> [THE DATA]:
※ ※ ※

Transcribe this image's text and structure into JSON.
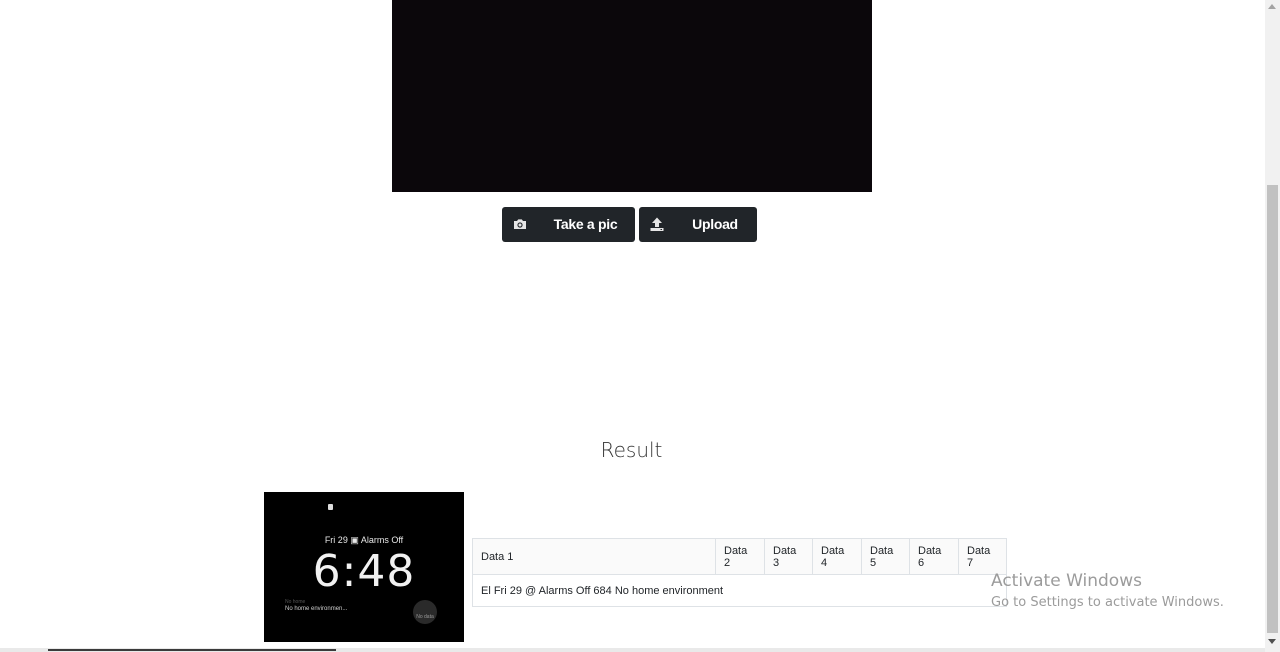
{
  "controls": {
    "take_pic_label": "Take a pic",
    "take_pic_icon": "camera-icon",
    "upload_label": "Upload",
    "upload_icon": "upload-icon"
  },
  "result": {
    "title": "Result",
    "thumbnail": {
      "date_line": "Fri 29 ▣ Alarms Off",
      "time": "6:48",
      "small_note": "No home",
      "note": "No home environmen...",
      "badge": "No data"
    },
    "table": {
      "headers": [
        "Data 1",
        "Data 2",
        "Data 3",
        "Data 4",
        "Data 5",
        "Data 6",
        "Data 7"
      ],
      "rows": [
        [
          "El Fri 29 @ Alarms Off 684 No home environment",
          "",
          "",
          "",
          "",
          "",
          ""
        ]
      ]
    }
  },
  "watermark": {
    "line1": "Activate Windows",
    "line2": "Go to Settings to activate Windows."
  },
  "colors": {
    "button_bg": "#212529",
    "camera_bg": "#0b070b",
    "table_border": "#dee2e6"
  }
}
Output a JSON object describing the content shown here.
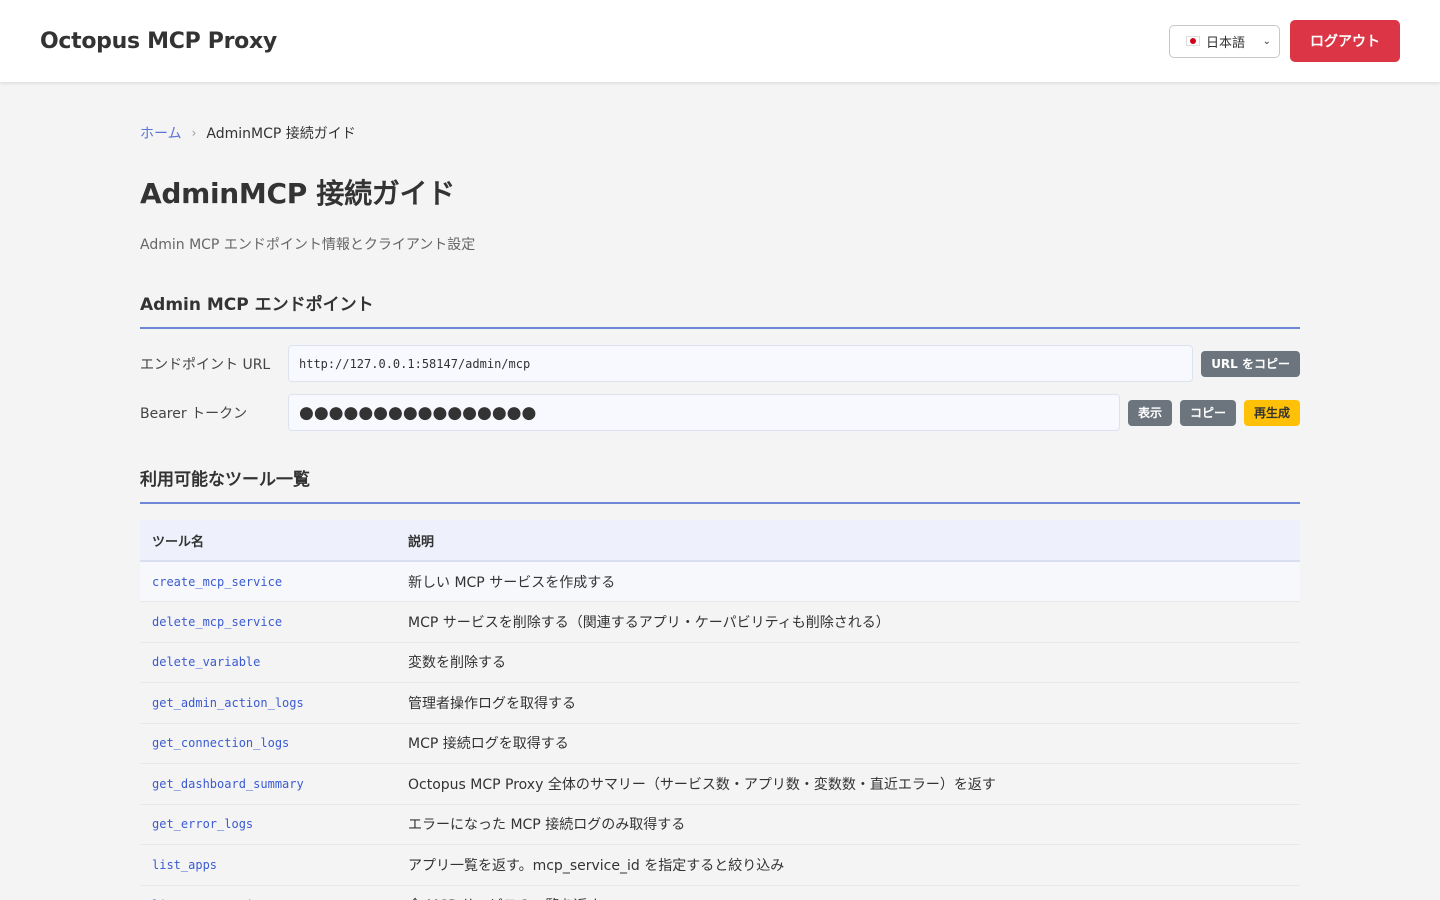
{
  "header": {
    "app_title": "Octopus MCP Proxy",
    "language": "日本語",
    "logout_label": "ログアウト"
  },
  "breadcrumb": {
    "home": "ホーム",
    "separator": "›",
    "current": "AdminMCP 接続ガイド"
  },
  "page": {
    "title": "AdminMCP 接続ガイド",
    "subtitle": "Admin MCP エンドポイント情報とクライアント設定"
  },
  "endpoint_section": {
    "title": "Admin MCP エンドポイント",
    "url_label": "エンドポイント URL",
    "url_value": "http://127.0.0.1:58147/admin/mcp",
    "copy_url_label": "URL をコピー",
    "token_label": "Bearer トークン",
    "token_value": "●●●●●●●●●●●●●●●●",
    "show_label": "表示",
    "copy_label": "コピー",
    "regenerate_label": "再生成"
  },
  "tools_section": {
    "title": "利用可能なツール一覧",
    "col_name": "ツール名",
    "col_desc": "説明",
    "rows": [
      {
        "name": "create_mcp_service",
        "desc": "新しい MCP サービスを作成する"
      },
      {
        "name": "delete_mcp_service",
        "desc": "MCP サービスを削除する（関連するアプリ・ケーパビリティも削除される）"
      },
      {
        "name": "delete_variable",
        "desc": "変数を削除する"
      },
      {
        "name": "get_admin_action_logs",
        "desc": "管理者操作ログを取得する"
      },
      {
        "name": "get_connection_logs",
        "desc": "MCP 接続ログを取得する"
      },
      {
        "name": "get_dashboard_summary",
        "desc": "Octopus MCP Proxy 全体のサマリー（サービス数・アプリ数・変数数・直近エラー）を返す"
      },
      {
        "name": "get_error_logs",
        "desc": "エラーになった MCP 接続ログのみ取得する"
      },
      {
        "name": "list_apps",
        "desc": "アプリ一覧を返す。mcp_service_id を指定すると絞り込み"
      },
      {
        "name": "list_mcp_services",
        "desc": "全 MCP サービスの一覧を返す"
      }
    ]
  },
  "colors": {
    "accent": "#6f86d6",
    "danger": "#dc3545",
    "warning": "#ffc107",
    "secondary": "#6c757d",
    "link": "#3b5bd1"
  }
}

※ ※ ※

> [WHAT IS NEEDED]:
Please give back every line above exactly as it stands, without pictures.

> [RESULT OF THE TASK]:
Transcribe this image's text and structure into JSON.
{
  "controls": {
    "take_pic_label": "Take a pic",
    "take_pic_icon": "camera-icon",
    "upload_label": "Upload",
    "upload_icon": "upload-icon"
  },
  "result": {
    "title": "Result",
    "thumbnail": {
      "date_line": "Fri 29 ▣ Alarms Off",
      "time": "6:48",
      "small_note": "No home",
      "note": "No home environmen...",
      "badge": "No data"
    },
    "table": {
      "headers": [
        "Data 1",
        "Data 2",
        "Data 3",
        "Data 4",
        "Data 5",
        "Data 6",
        "Data 7"
      ],
      "rows": [
        [
          "El Fri 29 @ Alarms Off 684 No home environment",
          "",
          "",
          "",
          "",
          "",
          ""
        ]
      ]
    }
  },
  "watermark": {
    "line1": "Activate Windows",
    "line2": "Go to Settings to activate Windows."
  },
  "colors": {
    "button_bg": "#212529",
    "camera_bg": "#0b070b",
    "table_border": "#dee2e6"
  }
}
Output a JSON object describing the content shown here.
{
  "header": {
    "app_title": "Octopus MCP Proxy",
    "language": "日本語",
    "logout_label": "ログアウト"
  },
  "breadcrumb": {
    "home": "ホーム",
    "separator": "›",
    "current": "AdminMCP 接続ガイド"
  },
  "page": {
    "title": "AdminMCP 接続ガイド",
    "subtitle": "Admin MCP エンドポイント情報とクライアント設定"
  },
  "endpoint_section": {
    "title": "Admin MCP エンドポイント",
    "url_label": "エンドポイント URL",
    "url_value": "http://127.0.0.1:58147/admin/mcp",
    "copy_url_label": "URL をコピー",
    "token_label": "Bearer トークン",
    "token_value": "●●●●●●●●●●●●●●●●",
    "show_label": "表示",
    "copy_label": "コピー",
    "regenerate_label": "再生成"
  },
  "tools_section": {
    "title": "利用可能なツール一覧",
    "col_name": "ツール名",
    "col_desc": "説明",
    "rows": [
      {
        "name": "create_mcp_service",
        "desc": "新しい MCP サービスを作成する"
      },
      {
        "name": "delete_mcp_service",
        "desc": "MCP サービスを削除する（関連するアプリ・ケーパビリティも削除される）"
      },
      {
        "name": "delete_variable",
        "desc": "変数を削除する"
      },
      {
        "name": "get_admin_action_logs",
        "desc": "管理者操作ログを取得する"
      },
      {
        "name": "get_connection_logs",
        "desc": "MCP 接続ログを取得する"
      },
      {
        "name": "get_dashboard_summary",
        "desc": "Octopus MCP Proxy 全体のサマリー（サービス数・アプリ数・変数数・直近エラー）を返す"
      },
      {
        "name": "get_error_logs",
        "desc": "エラーになった MCP 接続ログのみ取得する"
      },
      {
        "name": "list_apps",
        "desc": "アプリ一覧を返す。mcp_service_id を指定すると絞り込み"
      },
      {
        "name": "list_mcp_services",
        "desc": "全 MCP サービスの一覧を返す"
      }
    ]
  },
  "colors": {
    "accent": "#6f86d6",
    "danger": "#dc3545",
    "warning": "#ffc107",
    "secondary": "#6c757d",
    "link": "#3b5bd1"
  }
}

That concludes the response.